Although there have been many tributes to the late Buddy Rich, few have truly captured the explosive energy of the master drummer. Steve Smith, one of the most gifted all-around drummers in the world, admirably accepts the challenge presented by Rich's repertoire. He is joined by various past members of Rich's band, including Anthony Jackson, Lee Musiker, and Steve Marcus in an intimate small group, a setting in which Rich was a master. The result is a powerful performance that allows Smith to reveal his stunning technique and master musicianship while paying tribute to the greatest of them all.

The blistering opener, "Nutville" is a raucous Latin/swing romp that sets up jaw-dropping solo spots by Marcus, Musiker, and Smith, the last of whom plays a smoking cadenza. Other Rich cuts include the Lennon/McCartney masterpiece "Norwegian Wood," here taken as a loping waltz; a steaming Afro-Cuban/swing reading of "Airegin"; and an intricate arrangement of Berstein's "Cool." Throughout, Smith effectively drives and guides the music with his trademark power and precision, producing one remarkable performance after another.
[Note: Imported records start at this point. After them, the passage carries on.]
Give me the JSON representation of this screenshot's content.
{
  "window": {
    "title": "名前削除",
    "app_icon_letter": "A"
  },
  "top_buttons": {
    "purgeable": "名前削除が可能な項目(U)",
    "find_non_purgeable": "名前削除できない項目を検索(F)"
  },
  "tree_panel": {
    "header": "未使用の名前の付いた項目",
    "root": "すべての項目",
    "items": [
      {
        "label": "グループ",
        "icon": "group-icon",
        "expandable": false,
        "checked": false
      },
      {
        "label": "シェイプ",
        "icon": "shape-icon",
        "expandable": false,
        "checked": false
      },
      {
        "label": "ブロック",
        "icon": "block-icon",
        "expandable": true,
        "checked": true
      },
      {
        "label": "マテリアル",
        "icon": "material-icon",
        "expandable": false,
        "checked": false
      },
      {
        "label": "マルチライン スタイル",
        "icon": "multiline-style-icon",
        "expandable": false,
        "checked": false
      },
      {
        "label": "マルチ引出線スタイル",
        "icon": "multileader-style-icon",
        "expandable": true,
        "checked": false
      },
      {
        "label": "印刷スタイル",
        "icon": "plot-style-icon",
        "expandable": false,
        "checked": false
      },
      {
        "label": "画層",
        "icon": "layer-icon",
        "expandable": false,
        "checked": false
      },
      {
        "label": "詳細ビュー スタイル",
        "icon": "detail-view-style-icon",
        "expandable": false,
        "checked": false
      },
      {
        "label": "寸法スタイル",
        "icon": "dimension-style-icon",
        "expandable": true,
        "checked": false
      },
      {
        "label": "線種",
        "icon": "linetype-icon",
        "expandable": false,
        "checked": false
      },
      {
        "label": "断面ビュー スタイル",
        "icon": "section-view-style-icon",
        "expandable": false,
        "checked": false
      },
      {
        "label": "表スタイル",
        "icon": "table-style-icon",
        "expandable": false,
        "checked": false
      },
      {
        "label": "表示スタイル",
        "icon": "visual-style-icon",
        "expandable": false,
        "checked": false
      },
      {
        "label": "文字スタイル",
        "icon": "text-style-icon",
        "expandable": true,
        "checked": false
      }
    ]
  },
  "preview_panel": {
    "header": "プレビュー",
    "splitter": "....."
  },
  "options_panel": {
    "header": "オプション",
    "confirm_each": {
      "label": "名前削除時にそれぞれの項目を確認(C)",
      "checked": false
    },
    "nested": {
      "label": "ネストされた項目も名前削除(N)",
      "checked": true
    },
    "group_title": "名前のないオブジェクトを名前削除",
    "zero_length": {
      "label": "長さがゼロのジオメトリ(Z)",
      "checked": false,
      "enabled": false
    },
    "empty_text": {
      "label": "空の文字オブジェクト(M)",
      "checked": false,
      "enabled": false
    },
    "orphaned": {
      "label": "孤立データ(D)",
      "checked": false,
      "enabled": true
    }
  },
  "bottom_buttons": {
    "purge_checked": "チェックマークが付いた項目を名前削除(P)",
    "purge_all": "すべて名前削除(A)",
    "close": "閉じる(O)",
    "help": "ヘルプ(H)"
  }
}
The closing barnburner, "Ya Gotta Try," a favorite among Rich fans, is a fitting end to one of the most successful tributes to Rich's spirit yet.

Track Listings

  1. Nutville
  2. Norwegian Wood
  3. New Blues
  4. Airegin
  5. How Do You Keep The Music Playing?
  6. You Stepped Out Of A Dream
  7. Moments Notice
  8. Cool
  9. Ya Gotta Try
  10. Norwegian Wood


Steve Smith (drums);
Steve Marcus (soprano & tenor saxophones);
Andy Fusco (alto saxophone);
Lee Musiker (piano);
Anthony Jackson (bass). 



  2. thanks, here's steve smith vital information w/ tom coster jazz alley seattle wa 3.9.11..little chatter in there..